A Cayman Islands entity at the center of a investigation into possible insider trading in Heinz said trades placed in its account were unauthorized.
The SEC, which has actively pursued actions by US banks, is broadening its reach by asserting its purview to foreign hedge fund managers.
Twenty-two of the 23 firms are settling charges and will pay $14.4 million in monetary sanctions, reports CNBC's Brian Sullivan.
JPM CEO Dimon sent off a company wide memo to reaffirm its efforts to fix regulatory problems, reports CNBC's Kate Kelly.
Steve Cohen's hedge fund is signed up as a sponsor for the 2014 Super Bowl. But with the fund's clients exiting, people wonder if that might change.
Convicted insider trader Raj Rajaratnam is allegedly living like a king behind bars, with CNBC's Andrea Day. The New York Post says he has his own bathroom, an adjustable bed and a balcony in prison.
Reports that convicted insider trader Raj Rajaratnam is living like a king in federal prison are "rubbish," according to a source. He's a sick man serving a long sentence.
According to the New York Post, convicted insider trader Raj Rajaratnam has his own bathroom, an adjustable bed and a balcony in prison. CNBC's Andrea Day offers insight.
U.S. attorney announces superseding indictment against Matthew Martoma. CNBC's Kate Kelly has the details.
Financial criminals are still one step ahead of the authorities, according to a criminal lawyer, who argues it will be impossible to eradicate economic crime completely.
SAC Capital is reportedly preparing for layoffs as the hedge fund braces for a new wave of redemptions ahead of Friday's deadline. CNBC's Ron Insana and Kate Kelly, provide perspective.
CNBC's Bertha Coombs has the latest on JPMorgan's pending "London Whale" settlement with the SEC.
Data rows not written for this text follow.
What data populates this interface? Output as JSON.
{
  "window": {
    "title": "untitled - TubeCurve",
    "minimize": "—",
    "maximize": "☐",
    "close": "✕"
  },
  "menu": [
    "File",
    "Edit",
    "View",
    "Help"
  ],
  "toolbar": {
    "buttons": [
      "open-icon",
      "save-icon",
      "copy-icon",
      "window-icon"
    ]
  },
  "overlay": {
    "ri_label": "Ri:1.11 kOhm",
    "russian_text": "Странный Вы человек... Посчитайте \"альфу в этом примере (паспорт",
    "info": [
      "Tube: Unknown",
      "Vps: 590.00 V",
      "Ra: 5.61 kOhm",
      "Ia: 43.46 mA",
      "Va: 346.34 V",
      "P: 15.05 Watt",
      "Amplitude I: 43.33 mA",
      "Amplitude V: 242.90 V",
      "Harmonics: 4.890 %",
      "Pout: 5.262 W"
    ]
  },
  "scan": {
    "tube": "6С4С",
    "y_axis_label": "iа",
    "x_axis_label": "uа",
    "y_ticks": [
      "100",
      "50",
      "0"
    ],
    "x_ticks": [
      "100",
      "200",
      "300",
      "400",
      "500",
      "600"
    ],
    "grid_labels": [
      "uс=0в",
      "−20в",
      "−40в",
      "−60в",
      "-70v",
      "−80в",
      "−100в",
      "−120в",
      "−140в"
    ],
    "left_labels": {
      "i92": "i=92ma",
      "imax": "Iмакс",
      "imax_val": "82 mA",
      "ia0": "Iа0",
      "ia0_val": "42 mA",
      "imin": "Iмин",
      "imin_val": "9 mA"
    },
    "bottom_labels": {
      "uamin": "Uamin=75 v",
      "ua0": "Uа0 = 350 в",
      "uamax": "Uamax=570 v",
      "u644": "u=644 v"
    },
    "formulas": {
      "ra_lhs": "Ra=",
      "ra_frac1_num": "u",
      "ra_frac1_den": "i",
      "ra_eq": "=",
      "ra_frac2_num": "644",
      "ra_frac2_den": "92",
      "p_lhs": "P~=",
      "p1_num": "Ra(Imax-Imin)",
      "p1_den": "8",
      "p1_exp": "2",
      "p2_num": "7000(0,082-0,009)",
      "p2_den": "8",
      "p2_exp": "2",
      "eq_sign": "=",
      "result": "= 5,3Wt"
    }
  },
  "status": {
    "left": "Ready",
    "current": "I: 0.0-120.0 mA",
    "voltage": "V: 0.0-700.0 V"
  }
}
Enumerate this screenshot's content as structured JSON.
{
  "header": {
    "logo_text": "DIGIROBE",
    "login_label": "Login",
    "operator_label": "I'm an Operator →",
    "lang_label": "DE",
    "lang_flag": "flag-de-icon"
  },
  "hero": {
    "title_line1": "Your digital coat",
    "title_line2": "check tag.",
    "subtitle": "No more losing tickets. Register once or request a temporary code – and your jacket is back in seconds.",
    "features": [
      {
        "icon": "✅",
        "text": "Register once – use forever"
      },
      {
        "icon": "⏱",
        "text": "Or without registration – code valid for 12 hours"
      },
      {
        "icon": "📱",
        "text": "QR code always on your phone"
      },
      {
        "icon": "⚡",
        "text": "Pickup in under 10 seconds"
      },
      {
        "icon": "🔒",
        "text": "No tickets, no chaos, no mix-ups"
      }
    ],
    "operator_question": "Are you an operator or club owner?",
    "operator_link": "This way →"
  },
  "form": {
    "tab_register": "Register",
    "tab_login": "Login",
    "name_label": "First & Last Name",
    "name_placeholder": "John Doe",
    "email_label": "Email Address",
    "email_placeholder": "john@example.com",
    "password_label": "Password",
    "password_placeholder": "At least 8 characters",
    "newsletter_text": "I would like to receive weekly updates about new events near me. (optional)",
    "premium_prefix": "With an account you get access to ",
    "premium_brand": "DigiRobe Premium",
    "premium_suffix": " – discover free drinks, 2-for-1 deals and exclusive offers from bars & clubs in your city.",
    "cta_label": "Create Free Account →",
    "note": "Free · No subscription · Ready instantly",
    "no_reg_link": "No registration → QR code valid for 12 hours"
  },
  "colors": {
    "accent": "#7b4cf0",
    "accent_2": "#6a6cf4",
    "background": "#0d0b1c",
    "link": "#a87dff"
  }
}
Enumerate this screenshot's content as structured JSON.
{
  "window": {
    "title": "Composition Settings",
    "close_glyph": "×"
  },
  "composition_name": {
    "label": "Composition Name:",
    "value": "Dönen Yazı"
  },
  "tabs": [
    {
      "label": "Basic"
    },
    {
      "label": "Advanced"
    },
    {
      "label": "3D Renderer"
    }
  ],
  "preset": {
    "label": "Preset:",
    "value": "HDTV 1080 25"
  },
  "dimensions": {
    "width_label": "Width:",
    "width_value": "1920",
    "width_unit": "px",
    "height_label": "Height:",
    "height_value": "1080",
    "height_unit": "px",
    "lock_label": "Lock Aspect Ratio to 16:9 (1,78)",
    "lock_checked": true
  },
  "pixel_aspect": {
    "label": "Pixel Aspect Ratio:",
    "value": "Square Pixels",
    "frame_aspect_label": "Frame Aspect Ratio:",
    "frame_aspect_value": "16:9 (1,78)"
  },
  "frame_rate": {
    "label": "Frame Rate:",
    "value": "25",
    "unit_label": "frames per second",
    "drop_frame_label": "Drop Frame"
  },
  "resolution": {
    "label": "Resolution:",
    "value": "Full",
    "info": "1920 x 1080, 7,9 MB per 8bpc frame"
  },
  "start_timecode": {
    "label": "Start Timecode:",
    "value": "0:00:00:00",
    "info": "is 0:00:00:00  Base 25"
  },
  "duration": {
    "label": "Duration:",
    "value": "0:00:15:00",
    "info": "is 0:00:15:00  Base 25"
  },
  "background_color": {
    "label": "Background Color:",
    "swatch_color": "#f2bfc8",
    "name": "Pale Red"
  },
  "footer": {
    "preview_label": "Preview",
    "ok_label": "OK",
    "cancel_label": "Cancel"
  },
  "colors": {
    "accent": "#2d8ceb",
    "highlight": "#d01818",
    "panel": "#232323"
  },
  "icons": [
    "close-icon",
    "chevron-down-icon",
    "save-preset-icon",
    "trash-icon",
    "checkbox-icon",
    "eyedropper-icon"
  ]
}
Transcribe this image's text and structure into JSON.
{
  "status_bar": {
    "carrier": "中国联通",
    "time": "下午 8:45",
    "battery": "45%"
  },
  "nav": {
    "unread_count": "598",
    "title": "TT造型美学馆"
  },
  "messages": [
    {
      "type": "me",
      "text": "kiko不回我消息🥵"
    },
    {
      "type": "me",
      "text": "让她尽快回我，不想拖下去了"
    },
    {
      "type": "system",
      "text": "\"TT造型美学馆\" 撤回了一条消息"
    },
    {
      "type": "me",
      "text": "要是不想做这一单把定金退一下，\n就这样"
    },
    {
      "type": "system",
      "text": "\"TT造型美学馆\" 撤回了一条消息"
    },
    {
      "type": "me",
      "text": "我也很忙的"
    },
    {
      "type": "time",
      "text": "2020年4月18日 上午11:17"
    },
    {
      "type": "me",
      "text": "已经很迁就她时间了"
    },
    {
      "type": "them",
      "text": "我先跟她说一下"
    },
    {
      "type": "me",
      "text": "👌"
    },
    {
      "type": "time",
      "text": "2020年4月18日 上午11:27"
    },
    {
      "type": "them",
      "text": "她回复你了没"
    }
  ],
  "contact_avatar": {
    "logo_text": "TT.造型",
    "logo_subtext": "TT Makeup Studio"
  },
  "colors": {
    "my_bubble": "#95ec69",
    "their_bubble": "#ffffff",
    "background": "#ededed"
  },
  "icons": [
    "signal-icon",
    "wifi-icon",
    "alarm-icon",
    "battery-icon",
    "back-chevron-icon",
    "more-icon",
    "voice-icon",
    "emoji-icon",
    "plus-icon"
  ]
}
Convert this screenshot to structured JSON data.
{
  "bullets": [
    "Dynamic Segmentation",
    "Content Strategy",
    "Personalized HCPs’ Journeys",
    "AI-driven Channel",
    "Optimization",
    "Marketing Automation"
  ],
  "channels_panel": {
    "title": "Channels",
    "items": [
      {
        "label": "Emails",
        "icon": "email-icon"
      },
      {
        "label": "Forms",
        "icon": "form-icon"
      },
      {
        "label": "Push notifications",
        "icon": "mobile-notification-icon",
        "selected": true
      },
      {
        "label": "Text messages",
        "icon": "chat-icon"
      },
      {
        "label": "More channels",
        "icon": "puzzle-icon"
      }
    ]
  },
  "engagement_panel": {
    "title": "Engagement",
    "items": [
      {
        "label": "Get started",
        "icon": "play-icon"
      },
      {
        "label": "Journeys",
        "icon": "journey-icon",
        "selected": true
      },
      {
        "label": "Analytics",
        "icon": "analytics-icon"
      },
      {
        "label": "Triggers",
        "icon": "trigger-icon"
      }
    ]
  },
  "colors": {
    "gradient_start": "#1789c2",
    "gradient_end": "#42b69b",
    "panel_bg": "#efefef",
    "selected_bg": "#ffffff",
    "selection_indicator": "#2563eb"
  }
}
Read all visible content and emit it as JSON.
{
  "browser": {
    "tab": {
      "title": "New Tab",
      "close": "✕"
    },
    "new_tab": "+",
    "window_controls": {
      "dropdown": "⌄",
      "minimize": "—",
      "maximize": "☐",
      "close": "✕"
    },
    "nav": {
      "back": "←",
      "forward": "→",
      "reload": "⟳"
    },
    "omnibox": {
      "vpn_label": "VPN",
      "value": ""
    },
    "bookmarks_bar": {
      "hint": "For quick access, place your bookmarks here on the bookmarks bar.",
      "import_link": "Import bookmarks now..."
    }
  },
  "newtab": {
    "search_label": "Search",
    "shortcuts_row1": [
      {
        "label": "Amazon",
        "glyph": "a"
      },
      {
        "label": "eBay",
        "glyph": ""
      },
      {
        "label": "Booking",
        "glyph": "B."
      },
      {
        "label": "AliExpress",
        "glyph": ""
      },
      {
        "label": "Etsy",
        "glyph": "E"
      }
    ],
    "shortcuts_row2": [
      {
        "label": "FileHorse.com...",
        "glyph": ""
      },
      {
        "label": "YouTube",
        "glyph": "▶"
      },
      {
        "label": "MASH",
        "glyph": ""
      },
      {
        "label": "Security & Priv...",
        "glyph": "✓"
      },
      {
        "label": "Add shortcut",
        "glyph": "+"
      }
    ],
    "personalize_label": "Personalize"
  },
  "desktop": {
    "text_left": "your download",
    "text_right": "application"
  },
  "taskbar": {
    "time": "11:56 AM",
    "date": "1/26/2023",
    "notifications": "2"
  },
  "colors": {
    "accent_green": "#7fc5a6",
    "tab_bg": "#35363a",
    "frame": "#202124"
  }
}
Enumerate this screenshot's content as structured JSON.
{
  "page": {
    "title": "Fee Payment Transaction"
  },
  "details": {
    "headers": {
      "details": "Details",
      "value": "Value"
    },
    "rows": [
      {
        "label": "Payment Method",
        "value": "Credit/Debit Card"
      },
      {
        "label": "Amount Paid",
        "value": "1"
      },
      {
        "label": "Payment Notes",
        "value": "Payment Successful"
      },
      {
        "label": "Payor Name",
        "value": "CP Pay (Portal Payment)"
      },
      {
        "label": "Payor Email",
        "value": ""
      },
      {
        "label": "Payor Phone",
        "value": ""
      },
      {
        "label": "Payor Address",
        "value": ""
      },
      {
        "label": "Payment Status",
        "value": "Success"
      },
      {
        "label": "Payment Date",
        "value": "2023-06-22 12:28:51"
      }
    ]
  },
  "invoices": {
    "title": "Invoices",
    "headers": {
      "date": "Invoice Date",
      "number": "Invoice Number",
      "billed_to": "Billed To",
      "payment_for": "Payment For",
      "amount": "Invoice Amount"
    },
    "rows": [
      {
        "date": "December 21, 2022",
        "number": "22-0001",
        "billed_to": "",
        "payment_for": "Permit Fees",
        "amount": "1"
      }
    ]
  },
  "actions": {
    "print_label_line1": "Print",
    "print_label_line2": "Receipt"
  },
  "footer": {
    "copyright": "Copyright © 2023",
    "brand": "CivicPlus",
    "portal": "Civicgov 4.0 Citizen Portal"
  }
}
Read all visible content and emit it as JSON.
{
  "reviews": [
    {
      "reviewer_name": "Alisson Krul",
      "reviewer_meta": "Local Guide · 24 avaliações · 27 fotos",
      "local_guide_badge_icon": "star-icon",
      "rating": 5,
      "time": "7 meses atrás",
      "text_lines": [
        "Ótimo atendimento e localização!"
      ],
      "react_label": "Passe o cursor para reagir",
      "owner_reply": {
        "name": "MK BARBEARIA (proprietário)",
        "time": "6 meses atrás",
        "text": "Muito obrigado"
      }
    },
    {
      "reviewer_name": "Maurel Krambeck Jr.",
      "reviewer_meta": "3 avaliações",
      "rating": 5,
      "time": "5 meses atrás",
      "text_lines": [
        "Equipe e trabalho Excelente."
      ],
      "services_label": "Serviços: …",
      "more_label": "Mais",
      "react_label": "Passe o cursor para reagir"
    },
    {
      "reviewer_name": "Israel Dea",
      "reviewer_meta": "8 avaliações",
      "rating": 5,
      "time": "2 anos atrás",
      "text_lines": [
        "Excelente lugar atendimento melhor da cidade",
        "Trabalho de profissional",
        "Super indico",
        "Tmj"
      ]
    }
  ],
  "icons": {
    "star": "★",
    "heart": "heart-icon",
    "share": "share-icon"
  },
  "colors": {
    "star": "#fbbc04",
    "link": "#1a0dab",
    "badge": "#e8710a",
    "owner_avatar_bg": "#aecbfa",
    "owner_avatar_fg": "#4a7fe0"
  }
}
Wall Street banks stand to lose millions in revenues if SAC Capital is brought down by recent criminal allegations. What's more, SAC may have contaminated the banks themselves.
CNBC's Tyler Mathisen reports a former Green Mountain employee is being charged with insider trading. An alleged 7 million dollars was said to be involved.
Carol Roth, Author of "The Entrepreneur Equation" and Marc Lopresti, Founding Partner of Tagliaferro & LoPresti argue for the legalization of insider trading.
CNBC's Scott Cohn has the latest on another arrest connected to the insider trading cast against SAC Capital.
Conspiracy charges have been filed against former equity analyst Sandeep Aggarwal for allegedly providing information about negotiations between Yahoo and Microsoft to SAC's Richard Lee, reports CNBC's Scott Cohn.